The month of August was a quiet one for me. A week of leave and two weeks of bronchitis shoved my training to the furthest corner of my mind. After my personal triumph (completing the 8km Discovery Walk the Talk), I was keen to try any race, but there was one hidden element that I did not factor in, the one setback that accustomed runners know about, namely, life. It seems that no matter how good your intentions are, life gets in the way.
Let’s backtrack a little to the point just after my 8km achievement walk. Giving myself a few days to rest was my only objective after the walk and so, I did not frequent the gym, did not hit the road, did not tighten my takkie laces. By the second week of August, I was keen to pursue my training routine once again. I went to the gym every day, pushed myself to 30 minute run-walks and even went to a step class, where to my absolute joy, I found I could keep up. My fi tness was definitely improving.
The one bane to my running career was my constant eating. Running, I thought, is supposed to help you lose weight, but with my constant eating, there was a defi nite new and unsightly bulge creeping over the top of my jeans. It’s okay, I told myself, my body will adjust. I thought about what I was eating and how it was either helping or hindering me. Dairy, I found, was poisonous to my system. I have suffered from severe attacks of sinus since I was a child, and with my new hobby, it seemed my sinuses were always dry and painful. Dairy had to go.

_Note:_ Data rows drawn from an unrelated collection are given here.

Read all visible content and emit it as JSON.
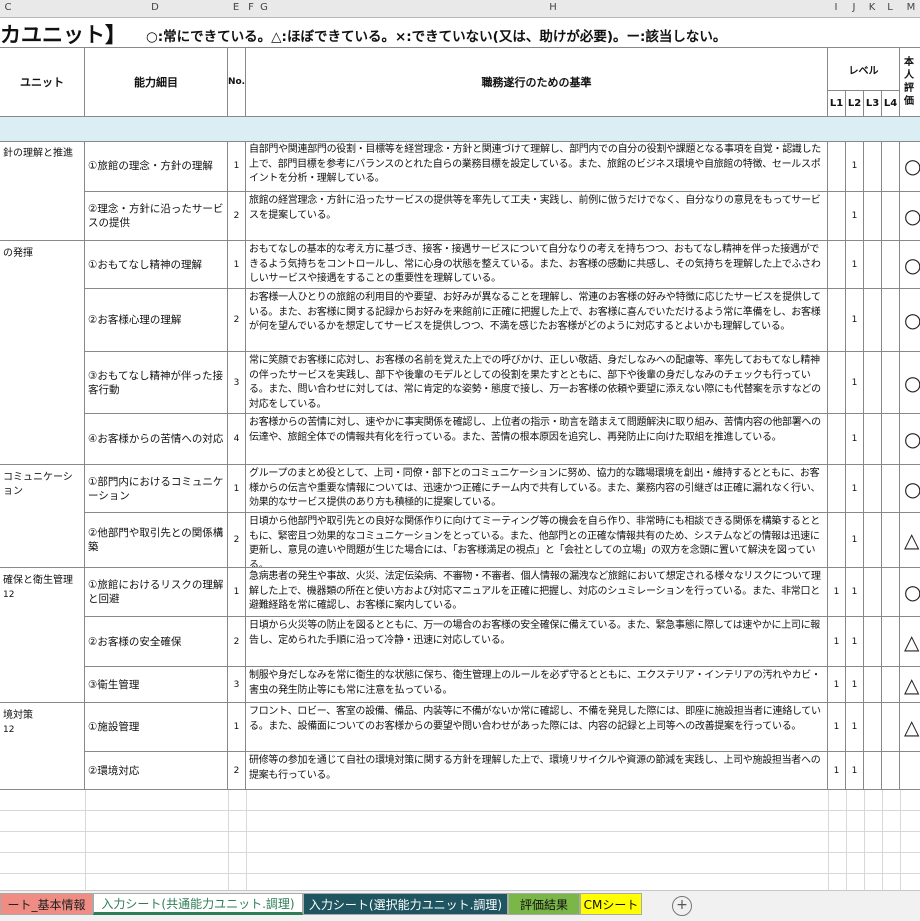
{
  "column_headers": [
    "C",
    "D",
    "E",
    "F",
    "G",
    "H",
    "I",
    "J",
    "K",
    "L",
    "M"
  ],
  "title": "カユニット】",
  "legend": "○:常にできている。△:ほぼできている。×:できていない(又は、助けが必要)。ー:該当しない。",
  "headers": {
    "unit": "ユニット",
    "detail": "能力細目",
    "no": "No.",
    "standard": "職務遂行のための基準",
    "level": "レベル",
    "l1": "L1",
    "l2": "L2",
    "l3": "L3",
    "l4": "L4",
    "self_eval": "本人評価"
  },
  "units": [
    {
      "label": "針の理解と推進",
      "sub": ""
    },
    {
      "label": "の発揮",
      "sub": ""
    },
    {
      "label": "コミュニケーション",
      "sub": ""
    },
    {
      "label": "確保と衛生管理",
      "sub": "12"
    },
    {
      "label": "境対策",
      "sub": "12"
    }
  ],
  "rows": [
    {
      "detail": "①旅館の理念・方針の理解",
      "no": "1",
      "standard": "自部門や関連部門の役割・目標等を経営理念・方針と関連づけて理解し、部門内での自分の役割や課題となる事項を自覚・認識した上で、部門目標を参考にバランスのとれた自らの業務目標を設定している。また、旅館のビジネス環境や自旅館の特徴、セールスポイントを分析・理解している。",
      "l1": "",
      "l2": "1",
      "eval": "○"
    },
    {
      "detail": "②理念・方針に沿ったサービスの提供",
      "no": "2",
      "standard": "旅館の経営理念・方針に沿ったサービスの提供等を率先して工夫・実践し、前例に倣うだけでなく、自分なりの意見をもってサービスを提案している。",
      "l1": "",
      "l2": "1",
      "eval": "○"
    },
    {
      "detail": "①おもてなし精神の理解",
      "no": "1",
      "standard": "おもてなしの基本的な考え方に基づき、接客・接遇サービスについて自分なりの考えを持ちつつ、おもてなし精神を伴った接遇ができるよう気持ちをコントロールし、常に心身の状態を整えている。また、お客様の感動に共感し、その気持ちを理解した上でふさわしいサービスや接遇をすることの重要性を理解している。",
      "l1": "",
      "l2": "1",
      "eval": "○"
    },
    {
      "detail": "②お客様心理の理解",
      "no": "2",
      "standard": "お客様一人ひとりの旅館の利用目的や要望、お好みが異なることを理解し、常連のお客様の好みや特徴に応じたサービスを提供している。また、お客様に関する記録からお好みを来館前に正確に把握した上で、お客様に喜んでいただけるよう常に準備をし、お客様が何を望んでいるかを想定してサービスを提供しつつ、不満を感じたお客様がどのように対応するとよいかも理解している。",
      "l1": "",
      "l2": "1",
      "eval": "○"
    },
    {
      "detail": "③おもてなし精神が伴った接客行動",
      "no": "3",
      "standard": "常に笑顔でお客様に応対し、お客様の名前を覚えた上での呼びかけ、正しい敬語、身だしなみへの配慮等、率先しておもてなし精神の伴ったサービスを実践し、部下や後輩のモデルとしての役割を果たすとともに、部下や後輩の身だしなみのチェックも行っている。また、問い合わせに対しては、常に肯定的な姿勢・態度で接し、万一お客様の依頼や要望に添えない際にも代替案を示すなどの対応をしている。",
      "l1": "",
      "l2": "1",
      "eval": "○"
    },
    {
      "detail": "④お客様からの苦情への対応",
      "no": "4",
      "standard": "お客様からの苦情に対し、速やかに事実関係を確認し、上位者の指示・助言を踏まえて問題解決に取り組み、苦情内容の他部署への伝達や、旅館全体での情報共有化を行っている。また、苦情の根本原因を追究し、再発防止に向けた取組を推進している。",
      "l1": "",
      "l2": "1",
      "eval": "○"
    },
    {
      "detail": "①部門内におけるコミュニケーション",
      "no": "1",
      "standard": "グループのまとめ役として、上司・同僚・部下とのコミュニケーションに努め、協力的な職場環境を創出・維持するとともに、お客様からの伝言や重要な情報については、迅速かつ正確にチーム内で共有している。また、業務内容の引継ぎは正確に漏れなく行い、効果的なサービス提供のあり方も積極的に提案している。",
      "l1": "",
      "l2": "1",
      "eval": "○"
    },
    {
      "detail": "②他部門や取引先との関係構築",
      "no": "2",
      "standard": "日頃から他部門や取引先との良好な関係作りに向けてミーティング等の機会を自ら作り、非常時にも相談できる関係を構築するとともに、緊密且つ効果的なコミュニケーションをとっている。また、他部門との正確な情報共有のため、システムなどの情報は迅速に更新し、意見の違いや問題が生じた場合には、「お客様満足の視点」と「会社としての立場」の双方を念頭に置いて解決を図っている。",
      "l1": "",
      "l2": "1",
      "eval": "△"
    },
    {
      "detail": "①旅館におけるリスクの理解と回避",
      "no": "1",
      "standard": "急病患者の発生や事故、火災、法定伝染病、不審物・不審者、個人情報の漏洩など旅館において想定される様々なリスクについて理解した上で、機器類の所在と使い方および対応マニュアルを正確に把握し、対応のシュミレーションを行っている。また、非常口と避難経路を常に確認し、お客様に案内している。",
      "l1": "1",
      "l2": "1",
      "eval": "○"
    },
    {
      "detail": "②お客様の安全確保",
      "no": "2",
      "standard": "日頃から火災等の防止を図るとともに、万一の場合のお客様の安全確保に備えている。また、緊急事態に際しては速やかに上司に報告し、定められた手順に沿って冷静・迅速に対応している。",
      "l1": "1",
      "l2": "1",
      "eval": "△"
    },
    {
      "detail": "③衛生管理",
      "no": "3",
      "standard": "制服や身だしなみを常に衛生的な状態に保ち、衛生管理上のルールを必ず守るとともに、エクステリア・インテリアの汚れやカビ・害虫の発生防止等にも常に注意を払っている。",
      "l1": "1",
      "l2": "1",
      "eval": "△"
    },
    {
      "detail": "①施設管理",
      "no": "1",
      "standard": "フロント、ロビー、客室の設備、備品、内装等に不備がないか常に確認し、不備を発見した際には、即座に施設担当者に連絡している。また、設備面についてのお客様からの要望や問い合わせがあった際には、内容の記録と上司等への改善提案を行っている。",
      "l1": "1",
      "l2": "1",
      "eval": "△"
    },
    {
      "detail": "②環境対応",
      "no": "2",
      "standard": "研修等の参加を通じて自社の環境対策に関する方針を理解した上で、環境リサイクルや資源の節減を実践し、上司や施設担当者への提案も行っている。",
      "l1": "1",
      "l2": "1",
      "eval": ""
    }
  ],
  "tabs": [
    {
      "label": "ート_基本情報",
      "bg": "#ef8d84",
      "fg": "#222222"
    },
    {
      "label": "入力シート(共通能力ユニット.調理)",
      "bg": "#ffffff",
      "fg": "#2e7d57"
    },
    {
      "label": "入力シート(選択能力ユニット.調理)",
      "bg": "#1f5560",
      "fg": "#ffffff"
    },
    {
      "label": "評価結果",
      "bg": "#7ab648",
      "fg": "#111111"
    },
    {
      "label": "CMシート",
      "bg": "#ffff00",
      "fg": "#111111"
    }
  ],
  "add_sheet_symbol": "+"
}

My second setback was an ulcer. A simple, tiny hole in my stomach which led to heartburn and chest pain, and I decided coffee and alcohol were the next items on my ‘do not eat’ list. Then, my final sacrifice. Though I was loathe to give it up, I knew that sugar was a slow killer, hardening my arteries and collecting pools of fat around my organs and so, I decided to give it up.
Despite my best efforts on the health front, a difficult year, too many late nights and some very bad habits caught up with me. I got bronchitis. For two weeks, running and any other physical activities were off the cards. Every night, I went to sleep hoping to magically be cured by morning, and woke up the next day with what felt like a humpback whale sitting on my chest. I downed cough syrup, antibiotics, cortisone and anti-histamines in a desperate attempt to recover.
In my 30 years of life, one thing I’ve learned is that people can talk themselves into almost anything. I would like to tell you that my new eating habits stuck, but I feel ashamed to lie to you, my committed audience. I have had some sugar, three cups of coffee and cheese in the last few weeks. Every night, I would feel hunger pangs grab my stomach. Every morning, I felt a deep sense of loss for my fi rst cup of coffee. Chocolate called to me in a seductive voice and I succumbed. I managed to convince myself that being sick means empty calories, that an illness is a good reason to do no exercise at all. I told myself these myths in my most persuasive tone, and managed to convince myself.
August is now at an end and my lack of training and compulsive eating have led me to a variety of conclusions. The first is that eating a lot is not a bad thing as long as I make the effort to use that energy. My second is that if I’m serious about this running thing, if I really want to change my life, then I need, literally, to change my life.
Next week, I begin my new training schedule. Even as I write this, I feel an almost imperceptible internal groan. Not another mid-year resolution! And yet, somehow I feel that this may be achievable. My simple plan? 20 minutes a day. 20 minutes a day on the treadmill is achievable. Why, you ask, is this achievable
when my other goals have fallen so far by the wayside? Frankly, my belief in myself stems from all of you reading this article. It is the stories of other runners, and my realization that I cannot let down the readers who have been following my stories that make me believe I can do this.
I believe in myself and I thank you, all of you committed readers, who believe in me and are spurring me on to meet my goals. You are my inspiration.